The Ministry of Planning and Economic Affairs (MPEA) responsible for intersectoral coordination for s the development of policies, plans and programs for the economic, financial, social, cultural and physical development of Liberia. In fulfilling its various duties it serves as the direct link between implementing Ministries/Agencies, NGOs, private voluntary organizations, and the international community. Coordination occurs at the national, sectoral and regional planning levels and also involves the implementation of cross-cutting initiatives.
Other governmental institutions with environment-related responsibilities include the Ministry of Public Works (MoPW) and the Ministry of Health and Social Welfare (MoSW).
Management at Local Level
Statutory Management Practices In support of the establishment of the EPA, the EPA Act (GoL, 2003a) also established County and District Level environmental committees, responsible for the local delivery of national environmental policy and priorities. In a move towards a more bottom up approach, a key function of the committees is to articulate local level environmental issues to the EPA who in turn are charged with formulating and passing on a relevant response for local level implementation.
In addition, under Section 20 and 21 of the EPA Act (GoL, 2003a), the EPA is mandated to appoint environmental inspectors within districts to monitor the implementation of environmental standards as established under the EPML (GoL, 2003b). The power of these inspectors is wide ranging and includes the provision to close “any manufacturing plant, establishment or other activity which pollutes or is likely to pollute the environment, contrary to the provisions of the Act” (GoL, 2003a).
Traditional Management Practices Local level resource management is implemented through traditional systems and practices. At the lowest level of local administration, power and decision-making is in the hands of traditional tribal authorities. The highest rank is that of Paramount Chief who is responsible for the actions of a number of Clan Chiefs. The Paramount Chief is elected by the chiefs and elders but serves at the discretion of the President, who may veto the election. The Council of Elders (elderly, respected community members) must be consulted on important matters. The Paramount Chief has responsibility for enforcement of tribal customs, aspects of law and order, collection of taxes by lower rank chiefs, and promotion of agriculture, industries, trade and welfare.
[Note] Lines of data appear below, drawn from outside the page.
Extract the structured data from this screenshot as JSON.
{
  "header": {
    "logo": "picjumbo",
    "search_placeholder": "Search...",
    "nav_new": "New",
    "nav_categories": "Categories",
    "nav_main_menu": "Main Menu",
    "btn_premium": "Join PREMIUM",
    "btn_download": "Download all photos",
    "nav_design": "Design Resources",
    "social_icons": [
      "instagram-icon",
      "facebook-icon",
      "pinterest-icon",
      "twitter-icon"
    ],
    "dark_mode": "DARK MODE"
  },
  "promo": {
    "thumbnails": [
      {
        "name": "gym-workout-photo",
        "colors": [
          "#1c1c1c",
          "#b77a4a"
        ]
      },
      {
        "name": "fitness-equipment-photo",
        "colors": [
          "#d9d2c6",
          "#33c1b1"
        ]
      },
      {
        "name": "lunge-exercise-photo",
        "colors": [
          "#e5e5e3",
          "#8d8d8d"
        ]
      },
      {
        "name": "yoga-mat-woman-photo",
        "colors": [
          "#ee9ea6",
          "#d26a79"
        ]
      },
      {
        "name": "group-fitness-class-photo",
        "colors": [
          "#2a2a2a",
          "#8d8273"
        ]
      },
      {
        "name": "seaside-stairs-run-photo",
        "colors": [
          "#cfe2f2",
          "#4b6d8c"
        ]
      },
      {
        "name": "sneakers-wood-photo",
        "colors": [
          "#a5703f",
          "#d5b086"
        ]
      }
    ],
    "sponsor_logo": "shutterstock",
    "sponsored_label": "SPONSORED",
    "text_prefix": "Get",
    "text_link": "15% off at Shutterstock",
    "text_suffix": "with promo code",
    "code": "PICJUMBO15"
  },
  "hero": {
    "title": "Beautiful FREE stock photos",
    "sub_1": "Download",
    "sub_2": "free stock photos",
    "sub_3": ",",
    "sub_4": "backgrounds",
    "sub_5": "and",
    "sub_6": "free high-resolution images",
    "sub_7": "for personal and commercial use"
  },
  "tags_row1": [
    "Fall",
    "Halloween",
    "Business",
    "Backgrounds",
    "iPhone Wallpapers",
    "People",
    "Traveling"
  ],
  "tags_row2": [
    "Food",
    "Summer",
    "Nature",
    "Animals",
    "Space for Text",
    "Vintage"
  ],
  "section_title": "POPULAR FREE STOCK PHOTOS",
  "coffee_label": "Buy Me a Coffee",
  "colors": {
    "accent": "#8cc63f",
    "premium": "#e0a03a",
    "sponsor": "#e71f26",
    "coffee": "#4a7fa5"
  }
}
It is difficult to judge the power of the chiefs, who remain strongly influenced by the secret societies (Poro/Sande) in relation to observance of tribal customs. Chiefs are not government employees, but retain a portion of taxes for their services and for local projects. Traditionally, their power is largely determined by their control (not ownership) of land. The interactions between the State and its institutions with the traditional tribal institutions and practices are regulated by the Hinterland Laws 1949 (GoL, 1949).